Location: Baltimore Harbor East Metro Station, Baltimore, MD
Description: Metamorphosis features a suspended, undulating cloud of lenticular-like glass tiles. Each presents a dynamically changing image of a fluttering Baltimore Checkerspot Butterfly, applied to a two-sided glass surface using a lenticular technique with digital ceramic ink. As commuters move around the sculpture, up and down the escalators, the custom slides create the movement of a large group of migrating butterflies.
The Baltimore Checkerspot Butterfly is a rich symbol of Baltimore as a city of transformation, connecting past, present, and future. The work evokes the rebirth of the Harbor East neighborhood, transforming from its industrial past to become a vibrant, contemporary urban epicenter. Since 1973, the Baltimore Checkerspot Butterfly has been an official symbol of the State of Maryland.
Metamorphosis shifts the way people interact both with each other and the community as a whole, by engaging visitors as active participants in the work itself. The migration of butterflies represents the idea of a natural rhythm evoking the pulse of the city as commuters use the Red Line for their daily travel. Every day, as visitors come and go through the Red Line, they witness a continual migration of the Checkerspot Butterfly, connected to the rhythm of their own daily lives.
The artwork also gestures towards our interconnectedness with the natural world. The beloved Baltimore Checkerspot Butterfly is now in danger of extinction in Maryland. While this species was once common in the region, it has experienced significant declines in recent years. Similarly, Baltimore’s public life and common spaces requires care and responsibility to remain vibrant for future generations.
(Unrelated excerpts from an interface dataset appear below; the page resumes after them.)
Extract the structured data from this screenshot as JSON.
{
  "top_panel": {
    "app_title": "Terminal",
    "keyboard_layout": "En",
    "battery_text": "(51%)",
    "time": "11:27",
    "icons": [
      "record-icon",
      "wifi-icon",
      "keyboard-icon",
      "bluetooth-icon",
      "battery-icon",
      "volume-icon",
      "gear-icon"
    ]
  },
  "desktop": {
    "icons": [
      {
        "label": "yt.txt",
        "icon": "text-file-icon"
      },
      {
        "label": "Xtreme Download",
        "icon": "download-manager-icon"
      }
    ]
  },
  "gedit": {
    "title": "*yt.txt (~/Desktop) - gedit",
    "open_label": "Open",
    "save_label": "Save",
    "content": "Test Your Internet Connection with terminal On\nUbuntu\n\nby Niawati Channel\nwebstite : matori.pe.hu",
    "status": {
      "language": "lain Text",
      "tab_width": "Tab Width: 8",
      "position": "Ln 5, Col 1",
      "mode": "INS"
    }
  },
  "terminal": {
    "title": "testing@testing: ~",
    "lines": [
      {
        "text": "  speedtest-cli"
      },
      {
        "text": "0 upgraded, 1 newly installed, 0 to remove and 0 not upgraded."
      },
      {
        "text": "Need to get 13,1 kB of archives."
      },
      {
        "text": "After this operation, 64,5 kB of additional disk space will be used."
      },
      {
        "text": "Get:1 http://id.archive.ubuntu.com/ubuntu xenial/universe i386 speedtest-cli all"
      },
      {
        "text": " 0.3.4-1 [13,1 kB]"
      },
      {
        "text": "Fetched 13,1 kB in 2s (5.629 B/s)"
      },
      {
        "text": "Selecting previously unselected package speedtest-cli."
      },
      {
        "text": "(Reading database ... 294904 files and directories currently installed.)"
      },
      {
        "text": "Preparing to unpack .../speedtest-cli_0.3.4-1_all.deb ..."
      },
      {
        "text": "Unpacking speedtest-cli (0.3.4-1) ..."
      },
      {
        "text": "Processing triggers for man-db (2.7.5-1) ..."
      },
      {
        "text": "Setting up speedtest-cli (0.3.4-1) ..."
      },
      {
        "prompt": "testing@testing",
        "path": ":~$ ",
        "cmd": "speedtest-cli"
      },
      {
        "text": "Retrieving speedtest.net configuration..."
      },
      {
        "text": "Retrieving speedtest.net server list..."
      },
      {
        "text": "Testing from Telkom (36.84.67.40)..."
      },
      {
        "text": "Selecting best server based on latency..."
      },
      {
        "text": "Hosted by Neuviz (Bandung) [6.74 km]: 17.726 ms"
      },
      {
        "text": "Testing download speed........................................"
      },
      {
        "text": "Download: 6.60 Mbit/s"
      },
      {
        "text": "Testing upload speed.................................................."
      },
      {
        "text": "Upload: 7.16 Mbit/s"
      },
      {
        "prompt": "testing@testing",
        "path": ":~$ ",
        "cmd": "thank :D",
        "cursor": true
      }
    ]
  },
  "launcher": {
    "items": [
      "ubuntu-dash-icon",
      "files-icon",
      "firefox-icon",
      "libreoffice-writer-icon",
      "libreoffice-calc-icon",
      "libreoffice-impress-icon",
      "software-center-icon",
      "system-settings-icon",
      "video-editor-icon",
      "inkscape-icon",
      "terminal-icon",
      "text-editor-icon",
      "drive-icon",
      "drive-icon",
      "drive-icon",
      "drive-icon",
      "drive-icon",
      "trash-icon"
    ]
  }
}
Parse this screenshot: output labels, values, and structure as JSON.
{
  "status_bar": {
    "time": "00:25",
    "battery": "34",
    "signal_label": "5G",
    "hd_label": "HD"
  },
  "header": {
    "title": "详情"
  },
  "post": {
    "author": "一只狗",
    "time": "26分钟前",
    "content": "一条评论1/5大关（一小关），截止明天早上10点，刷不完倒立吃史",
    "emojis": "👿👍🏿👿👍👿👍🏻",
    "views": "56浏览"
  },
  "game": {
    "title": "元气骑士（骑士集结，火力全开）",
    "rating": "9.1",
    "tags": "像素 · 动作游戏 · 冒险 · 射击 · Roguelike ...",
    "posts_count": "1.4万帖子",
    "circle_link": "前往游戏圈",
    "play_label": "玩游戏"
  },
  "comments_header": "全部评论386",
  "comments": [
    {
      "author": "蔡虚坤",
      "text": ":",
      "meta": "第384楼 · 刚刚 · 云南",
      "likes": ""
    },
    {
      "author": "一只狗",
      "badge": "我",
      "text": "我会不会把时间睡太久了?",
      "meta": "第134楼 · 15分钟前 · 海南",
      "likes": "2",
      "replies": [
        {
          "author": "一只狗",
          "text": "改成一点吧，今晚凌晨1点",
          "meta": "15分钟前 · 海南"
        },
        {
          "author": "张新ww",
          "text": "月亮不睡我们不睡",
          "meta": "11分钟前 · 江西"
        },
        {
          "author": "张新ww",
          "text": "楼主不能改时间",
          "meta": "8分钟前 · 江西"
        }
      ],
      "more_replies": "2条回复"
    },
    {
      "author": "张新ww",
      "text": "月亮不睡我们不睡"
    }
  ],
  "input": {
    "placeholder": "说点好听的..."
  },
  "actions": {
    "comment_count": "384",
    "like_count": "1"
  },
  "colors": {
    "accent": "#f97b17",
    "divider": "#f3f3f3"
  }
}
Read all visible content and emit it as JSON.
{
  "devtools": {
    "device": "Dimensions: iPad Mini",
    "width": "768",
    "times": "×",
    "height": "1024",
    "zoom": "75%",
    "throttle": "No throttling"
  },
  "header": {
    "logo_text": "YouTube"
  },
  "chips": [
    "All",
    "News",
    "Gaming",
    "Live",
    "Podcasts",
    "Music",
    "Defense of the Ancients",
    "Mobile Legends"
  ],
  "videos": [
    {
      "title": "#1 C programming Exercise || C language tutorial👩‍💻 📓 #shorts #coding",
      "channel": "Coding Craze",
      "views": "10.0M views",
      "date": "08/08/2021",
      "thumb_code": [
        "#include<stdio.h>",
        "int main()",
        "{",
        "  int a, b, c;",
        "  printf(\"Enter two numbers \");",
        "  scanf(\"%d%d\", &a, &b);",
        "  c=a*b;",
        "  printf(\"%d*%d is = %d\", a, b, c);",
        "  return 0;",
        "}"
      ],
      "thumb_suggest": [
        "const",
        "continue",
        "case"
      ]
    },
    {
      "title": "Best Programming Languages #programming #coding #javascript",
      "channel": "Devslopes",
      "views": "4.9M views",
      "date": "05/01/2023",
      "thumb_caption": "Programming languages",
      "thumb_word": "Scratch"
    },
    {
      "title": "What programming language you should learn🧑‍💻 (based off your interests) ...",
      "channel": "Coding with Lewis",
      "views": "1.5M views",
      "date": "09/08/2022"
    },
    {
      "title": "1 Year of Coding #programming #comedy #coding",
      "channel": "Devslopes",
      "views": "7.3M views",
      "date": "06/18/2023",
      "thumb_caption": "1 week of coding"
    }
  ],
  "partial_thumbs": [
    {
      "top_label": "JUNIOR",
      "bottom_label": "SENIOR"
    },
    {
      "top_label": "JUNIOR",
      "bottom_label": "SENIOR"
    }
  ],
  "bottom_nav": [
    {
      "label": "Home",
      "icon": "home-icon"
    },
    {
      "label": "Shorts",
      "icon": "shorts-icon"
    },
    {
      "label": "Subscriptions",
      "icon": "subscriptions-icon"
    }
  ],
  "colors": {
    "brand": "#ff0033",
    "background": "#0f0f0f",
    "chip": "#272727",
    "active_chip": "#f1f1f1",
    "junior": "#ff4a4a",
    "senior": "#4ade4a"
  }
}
The effect of a fluttering Checkerspot Butterfly is created using a digital ceramic ink printing process where each tile image is comprised of three images of a butterfly in motion that are interlaced digitally into thin strips - the outer glass tiles have etched lines the help create the illusion. As people move by the tiles, the ethched lines obscure parts of the image, so that the brain sees for a fleeting instance only one, then the second, and then the third and then the first one again. What the brain perceives is interpreted as motion. The ceramic ink used provides forever-lasting, vivid colors that are fused into the glass for outstanding durability even in extreme conditions. Ceramic inks offer unmatched resistance to scratching, UV light, and harsh weather. This approach provides an interactive, dynamically changing artwork that requires no maintenance, technology, and power requirements.